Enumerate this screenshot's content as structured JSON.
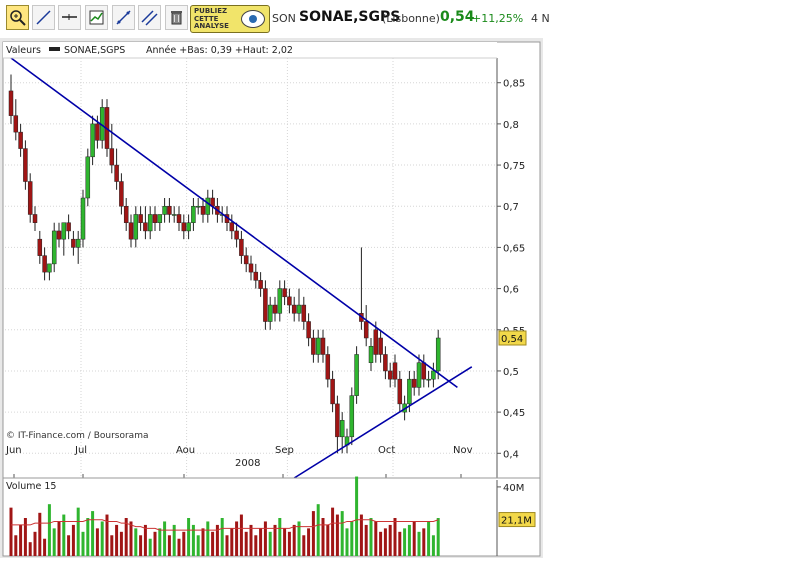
{
  "toolbar": {
    "tools": [
      "zoom-in-tool",
      "line-tool",
      "horizontal-line-tool",
      "chart-type-tool",
      "diagonal-tool",
      "parallel-tool",
      "trash-tool"
    ],
    "ad_text": "PUBLIEZ\nCETTE\nANALYSE",
    "ticker": "SON",
    "name": "SONAE,SGPS",
    "exchange": "(Lisbonne)",
    "price": "0,54",
    "change": "+11,25%",
    "date": "4 N"
  },
  "colors": {
    "up": "#2fb52f",
    "down": "#a01515",
    "trendline": "#0000a8",
    "volume_ma": "#cc3333",
    "price_tag": "#f2d84a"
  },
  "chart_data": [
    {
      "type": "candlestick",
      "legend": {
        "header": "Valeurs",
        "series": "SONAE,SGPS",
        "info": "Année +Bas: 0,39 +Haut: 2,02"
      },
      "source": "© IT-Finance.com / Boursorama",
      "x_ticks": [
        "Jun",
        "Jul",
        "Aou",
        "Sep",
        "Oct",
        "Nov"
      ],
      "x_year": "2008",
      "y_ticks": [
        "0,4",
        "0,45",
        "0,5",
        "0,55",
        "0,6",
        "0,65",
        "0,7",
        "0,75",
        "0,8",
        "0,85"
      ],
      "ylim": [
        0.37,
        0.88
      ],
      "last_price": "0,54",
      "grid": true,
      "candles": [
        [
          0.84,
          0.86,
          0.8,
          0.81
        ],
        [
          0.81,
          0.83,
          0.78,
          0.79
        ],
        [
          0.79,
          0.8,
          0.76,
          0.77
        ],
        [
          0.77,
          0.78,
          0.72,
          0.73
        ],
        [
          0.73,
          0.74,
          0.68,
          0.69
        ],
        [
          0.69,
          0.7,
          0.67,
          0.68
        ],
        [
          0.66,
          0.67,
          0.63,
          0.64
        ],
        [
          0.64,
          0.65,
          0.61,
          0.62
        ],
        [
          0.62,
          0.63,
          0.61,
          0.63
        ],
        [
          0.63,
          0.68,
          0.62,
          0.67
        ],
        [
          0.67,
          0.68,
          0.65,
          0.66
        ],
        [
          0.66,
          0.68,
          0.64,
          0.68
        ],
        [
          0.68,
          0.69,
          0.66,
          0.67
        ],
        [
          0.66,
          0.67,
          0.64,
          0.65
        ],
        [
          0.65,
          0.67,
          0.63,
          0.66
        ],
        [
          0.66,
          0.72,
          0.65,
          0.71
        ],
        [
          0.71,
          0.77,
          0.7,
          0.76
        ],
        [
          0.76,
          0.81,
          0.75,
          0.8
        ],
        [
          0.8,
          0.81,
          0.77,
          0.78
        ],
        [
          0.78,
          0.83,
          0.77,
          0.82
        ],
        [
          0.82,
          0.83,
          0.76,
          0.77
        ],
        [
          0.77,
          0.8,
          0.74,
          0.75
        ],
        [
          0.75,
          0.77,
          0.72,
          0.73
        ],
        [
          0.73,
          0.74,
          0.69,
          0.7
        ],
        [
          0.7,
          0.71,
          0.67,
          0.68
        ],
        [
          0.68,
          0.69,
          0.65,
          0.66
        ],
        [
          0.66,
          0.7,
          0.65,
          0.69
        ],
        [
          0.69,
          0.7,
          0.67,
          0.68
        ],
        [
          0.68,
          0.7,
          0.66,
          0.67
        ],
        [
          0.67,
          0.7,
          0.66,
          0.69
        ],
        [
          0.69,
          0.7,
          0.67,
          0.68
        ],
        [
          0.68,
          0.69,
          0.67,
          0.69
        ],
        [
          0.69,
          0.71,
          0.68,
          0.7
        ],
        [
          0.7,
          0.71,
          0.68,
          0.69
        ],
        [
          0.69,
          0.7,
          0.68,
          0.69
        ],
        [
          0.69,
          0.7,
          0.67,
          0.68
        ],
        [
          0.68,
          0.69,
          0.66,
          0.67
        ],
        [
          0.67,
          0.69,
          0.66,
          0.68
        ],
        [
          0.68,
          0.71,
          0.67,
          0.7
        ],
        [
          0.7,
          0.71,
          0.69,
          0.7
        ],
        [
          0.7,
          0.71,
          0.68,
          0.69
        ],
        [
          0.69,
          0.72,
          0.68,
          0.71
        ],
        [
          0.71,
          0.72,
          0.69,
          0.7
        ],
        [
          0.7,
          0.71,
          0.68,
          0.69
        ],
        [
          0.69,
          0.7,
          0.68,
          0.69
        ],
        [
          0.69,
          0.7,
          0.67,
          0.68
        ],
        [
          0.68,
          0.69,
          0.66,
          0.67
        ],
        [
          0.67,
          0.68,
          0.65,
          0.66
        ],
        [
          0.66,
          0.67,
          0.63,
          0.64
        ],
        [
          0.64,
          0.65,
          0.62,
          0.63
        ],
        [
          0.63,
          0.64,
          0.61,
          0.62
        ],
        [
          0.62,
          0.63,
          0.6,
          0.61
        ],
        [
          0.61,
          0.62,
          0.59,
          0.6
        ],
        [
          0.6,
          0.61,
          0.55,
          0.56
        ],
        [
          0.56,
          0.59,
          0.55,
          0.58
        ],
        [
          0.58,
          0.59,
          0.56,
          0.57
        ],
        [
          0.57,
          0.61,
          0.56,
          0.6
        ],
        [
          0.6,
          0.61,
          0.58,
          0.59
        ],
        [
          0.59,
          0.6,
          0.57,
          0.58
        ],
        [
          0.58,
          0.59,
          0.56,
          0.57
        ],
        [
          0.57,
          0.6,
          0.56,
          0.58
        ],
        [
          0.58,
          0.59,
          0.55,
          0.56
        ],
        [
          0.56,
          0.57,
          0.53,
          0.54
        ],
        [
          0.54,
          0.55,
          0.51,
          0.52
        ],
        [
          0.52,
          0.55,
          0.51,
          0.54
        ],
        [
          0.54,
          0.55,
          0.51,
          0.52
        ],
        [
          0.52,
          0.53,
          0.48,
          0.49
        ],
        [
          0.49,
          0.5,
          0.45,
          0.46
        ],
        [
          0.46,
          0.47,
          0.4,
          0.42
        ],
        [
          0.42,
          0.45,
          0.4,
          0.44
        ],
        [
          0.41,
          0.43,
          0.4,
          0.42
        ],
        [
          0.42,
          0.48,
          0.41,
          0.47
        ],
        [
          0.47,
          0.53,
          0.46,
          0.52
        ],
        [
          0.57,
          0.65,
          0.55,
          0.56
        ],
        [
          0.56,
          0.58,
          0.53,
          0.54
        ],
        [
          0.51,
          0.54,
          0.5,
          0.53
        ],
        [
          0.55,
          0.56,
          0.51,
          0.52
        ],
        [
          0.54,
          0.55,
          0.51,
          0.52
        ],
        [
          0.52,
          0.53,
          0.49,
          0.5
        ],
        [
          0.5,
          0.51,
          0.48,
          0.49
        ],
        [
          0.51,
          0.52,
          0.48,
          0.49
        ],
        [
          0.49,
          0.5,
          0.45,
          0.46
        ],
        [
          0.45,
          0.47,
          0.44,
          0.46
        ],
        [
          0.46,
          0.5,
          0.45,
          0.49
        ],
        [
          0.49,
          0.5,
          0.47,
          0.48
        ],
        [
          0.48,
          0.52,
          0.47,
          0.51
        ],
        [
          0.51,
          0.52,
          0.48,
          0.49
        ],
        [
          0.49,
          0.5,
          0.48,
          0.49
        ],
        [
          0.49,
          0.51,
          0.48,
          0.5
        ],
        [
          0.5,
          0.55,
          0.49,
          0.54
        ]
      ],
      "trendlines": [
        {
          "from": [
            0,
            0.88
          ],
          "to": [
            93,
            0.48
          ]
        },
        {
          "from": [
            59,
            0.37
          ],
          "to": [
            96,
            0.505
          ]
        }
      ]
    },
    {
      "type": "bar",
      "title": "Volume 15",
      "y_ticks": [
        "40M"
      ],
      "ylim": [
        0,
        44
      ],
      "last_value": "21,1M",
      "values": [
        28,
        12,
        18,
        22,
        8,
        14,
        25,
        10,
        30,
        16,
        20,
        24,
        12,
        18,
        28,
        14,
        22,
        26,
        16,
        20,
        24,
        12,
        18,
        14,
        22,
        20,
        16,
        12,
        18,
        10,
        14,
        16,
        20,
        12,
        18,
        10,
        14,
        22,
        18,
        12,
        16,
        20,
        14,
        18,
        22,
        12,
        16,
        20,
        24,
        14,
        18,
        12,
        16,
        20,
        14,
        18,
        22,
        16,
        14,
        18,
        20,
        12,
        16,
        26,
        30,
        22,
        18,
        28,
        24,
        26,
        16,
        20,
        46,
        24,
        18,
        22,
        20,
        14,
        16,
        18,
        22,
        14,
        16,
        18,
        20,
        14,
        16,
        20,
        12,
        22
      ],
      "ma": [
        18,
        18,
        18,
        18,
        18,
        19,
        19,
        19,
        19,
        20,
        20,
        20,
        20,
        20,
        20,
        20,
        21,
        21,
        21,
        21,
        20,
        20,
        20,
        19,
        19,
        18,
        17,
        17,
        16,
        16,
        16,
        15,
        15,
        15,
        15,
        15,
        15,
        15,
        15,
        15,
        15,
        15,
        15,
        15,
        16,
        16,
        16,
        16,
        16,
        16,
        16,
        16,
        16,
        16,
        16,
        16,
        16,
        16,
        16,
        17,
        17,
        17,
        17,
        17,
        18,
        18,
        18,
        19,
        19,
        19,
        20,
        20,
        21,
        21,
        21,
        21,
        20,
        20,
        20,
        20,
        20,
        20,
        20,
        20,
        20,
        20,
        20,
        20,
        20,
        21
      ]
    }
  ]
}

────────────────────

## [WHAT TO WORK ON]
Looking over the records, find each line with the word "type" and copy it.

## [SOLUTION]
      "chart-type-tool",
      "type": "candlestick",
      "type": "bar",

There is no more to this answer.